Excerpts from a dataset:
*-*-*

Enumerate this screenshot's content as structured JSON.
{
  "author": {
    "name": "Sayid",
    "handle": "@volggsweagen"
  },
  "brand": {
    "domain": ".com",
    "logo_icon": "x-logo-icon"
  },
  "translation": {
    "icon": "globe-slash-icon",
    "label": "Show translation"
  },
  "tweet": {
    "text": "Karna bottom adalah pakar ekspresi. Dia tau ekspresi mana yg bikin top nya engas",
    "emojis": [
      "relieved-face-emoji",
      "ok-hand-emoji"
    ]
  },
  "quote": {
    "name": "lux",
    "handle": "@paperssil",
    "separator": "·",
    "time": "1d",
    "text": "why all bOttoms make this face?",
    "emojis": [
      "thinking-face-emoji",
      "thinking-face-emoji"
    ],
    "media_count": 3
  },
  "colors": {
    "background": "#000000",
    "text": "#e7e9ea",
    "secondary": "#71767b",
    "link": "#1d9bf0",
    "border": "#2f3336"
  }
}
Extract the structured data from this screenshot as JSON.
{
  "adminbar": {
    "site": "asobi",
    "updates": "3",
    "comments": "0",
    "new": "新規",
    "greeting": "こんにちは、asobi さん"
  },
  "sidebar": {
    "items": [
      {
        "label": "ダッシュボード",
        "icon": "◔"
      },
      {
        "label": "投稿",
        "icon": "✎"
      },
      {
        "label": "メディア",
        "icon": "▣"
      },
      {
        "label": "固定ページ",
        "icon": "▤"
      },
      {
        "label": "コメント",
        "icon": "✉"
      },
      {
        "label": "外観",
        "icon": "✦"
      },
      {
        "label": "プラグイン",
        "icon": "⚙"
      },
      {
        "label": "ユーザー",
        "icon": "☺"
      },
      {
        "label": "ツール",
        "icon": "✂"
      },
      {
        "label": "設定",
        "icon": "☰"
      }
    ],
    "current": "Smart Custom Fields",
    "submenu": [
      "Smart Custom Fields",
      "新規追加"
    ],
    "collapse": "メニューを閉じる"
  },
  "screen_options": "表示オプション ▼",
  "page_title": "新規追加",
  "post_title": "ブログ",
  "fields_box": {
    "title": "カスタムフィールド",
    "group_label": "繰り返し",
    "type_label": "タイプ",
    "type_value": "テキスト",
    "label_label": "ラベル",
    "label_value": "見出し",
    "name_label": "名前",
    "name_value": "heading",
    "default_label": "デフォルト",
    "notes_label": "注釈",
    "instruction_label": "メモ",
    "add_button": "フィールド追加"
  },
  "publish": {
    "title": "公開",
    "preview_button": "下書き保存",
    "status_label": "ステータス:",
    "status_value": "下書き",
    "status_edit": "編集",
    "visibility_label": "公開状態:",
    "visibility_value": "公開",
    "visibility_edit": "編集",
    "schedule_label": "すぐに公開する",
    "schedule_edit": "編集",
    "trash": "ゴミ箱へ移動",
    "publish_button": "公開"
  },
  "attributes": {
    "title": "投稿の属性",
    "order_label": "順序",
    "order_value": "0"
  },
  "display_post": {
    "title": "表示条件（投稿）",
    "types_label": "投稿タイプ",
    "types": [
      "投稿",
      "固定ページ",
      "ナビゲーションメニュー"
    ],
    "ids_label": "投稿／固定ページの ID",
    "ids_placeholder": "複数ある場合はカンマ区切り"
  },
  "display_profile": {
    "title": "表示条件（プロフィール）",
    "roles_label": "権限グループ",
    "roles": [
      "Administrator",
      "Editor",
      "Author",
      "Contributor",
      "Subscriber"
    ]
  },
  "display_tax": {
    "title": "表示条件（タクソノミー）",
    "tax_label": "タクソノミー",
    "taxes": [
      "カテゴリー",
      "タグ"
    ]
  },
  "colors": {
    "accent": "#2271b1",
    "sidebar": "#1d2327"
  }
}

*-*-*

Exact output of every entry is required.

Enumerate this screenshot's content as structured JSON.
{
  "author": {
    "name": "Sayid",
    "handle": "@volggsweagen"
  },
  "brand": {
    "domain": ".com",
    "logo_icon": "x-logo-icon"
  },
  "translation": {
    "icon": "globe-slash-icon",
    "label": "Show translation"
  },
  "tweet": {
    "text": "Karna bottom adalah pakar ekspresi. Dia tau ekspresi mana yg bikin top nya engas",
    "emojis": [
      "relieved-face-emoji",
      "ok-hand-emoji"
    ]
  },
  "quote": {
    "name": "lux",
    "handle": "@paperssil",
    "separator": "·",
    "time": "1d",
    "text": "why all bOttoms make this face?",
    "emojis": [
      "thinking-face-emoji",
      "thinking-face-emoji"
    ],
    "media_count": 3
  },
  "colors": {
    "background": "#000000",
    "text": "#e7e9ea",
    "secondary": "#71767b",
    "link": "#1d9bf0",
    "border": "#2f3336"
  }
}
Extract the structured data from this screenshot as JSON.
{
  "adminbar": {
    "site": "asobi",
    "updates": "3",
    "comments": "0",
    "new": "新規",
    "greeting": "こんにちは、asobi さん"
  },
  "sidebar": {
    "items": [
      {
        "label": "ダッシュボード",
        "icon": "◔"
      },
      {
        "label": "投稿",
        "icon": "✎"
      },
      {
        "label": "メディア",
        "icon": "▣"
      },
      {
        "label": "固定ページ",
        "icon": "▤"
      },
      {
        "label": "コメント",
        "icon": "✉"
      },
      {
        "label": "外観",
        "icon": "✦"
      },
      {
        "label": "プラグイン",
        "icon": "⚙"
      },
      {
        "label": "ユーザー",
        "icon": "☺"
      },
      {
        "label": "ツール",
        "icon": "✂"
      },
      {
        "label": "設定",
        "icon": "☰"
      }
    ],
    "current": "Smart Custom Fields",
    "submenu": [
      "Smart Custom Fields",
      "新規追加"
    ],
    "collapse": "メニューを閉じる"
  },
  "screen_options": "表示オプション ▼",
  "page_title": "新規追加",
  "post_title": "ブログ",
  "fields_box": {
    "title": "カスタムフィールド",
    "group_label": "繰り返し",
    "type_label": "タイプ",
    "type_value": "テキスト",
    "label_label": "ラベル",
    "label_value": "見出し",
    "name_label": "名前",
    "name_value": "heading",
    "default_label": "デフォルト",
    "notes_label": "注釈",
    "instruction_label": "メモ",
    "add_button": "フィールド追加"
  },
  "publish": {
    "title": "公開",
    "preview_button": "下書き保存",
    "status_label": "ステータス:",
    "status_value": "下書き",
    "status_edit": "編集",
    "visibility_label": "公開状態:",
    "visibility_value": "公開",
    "visibility_edit": "編集",
    "schedule_label": "すぐに公開する",
    "schedule_edit": "編集",
    "trash": "ゴミ箱へ移動",
    "publish_button": "公開"
  },
  "attributes": {
    "title": "投稿の属性",
    "order_label": "順序",
    "order_value": "0"
  },
  "display_post": {
    "title": "表示条件（投稿）",
    "types_label": "投稿タイプ",
    "types": [
      "投稿",
      "固定ページ",
      "ナビゲーションメニュー"
    ],
    "ids_label": "投稿／固定ページの ID",
    "ids_placeholder": "複数ある場合はカンマ区切り"
  },
  "display_profile": {
    "title": "表示条件（プロフィール）",
    "roles_label": "権限グループ",
    "roles": [
      "Administrator",
      "Editor",
      "Author",
      "Contributor",
      "Subscriber"
    ]
  },
  "display_tax": {
    "title": "表示条件（タクソノミー）",
    "tax_label": "タクソノミー",
    "taxes": [
      "カテゴリー",
      "タグ"
    ]
  },
  "colors": {
    "accent": "#2271b1",
    "sidebar": "#1d2327"
  }
}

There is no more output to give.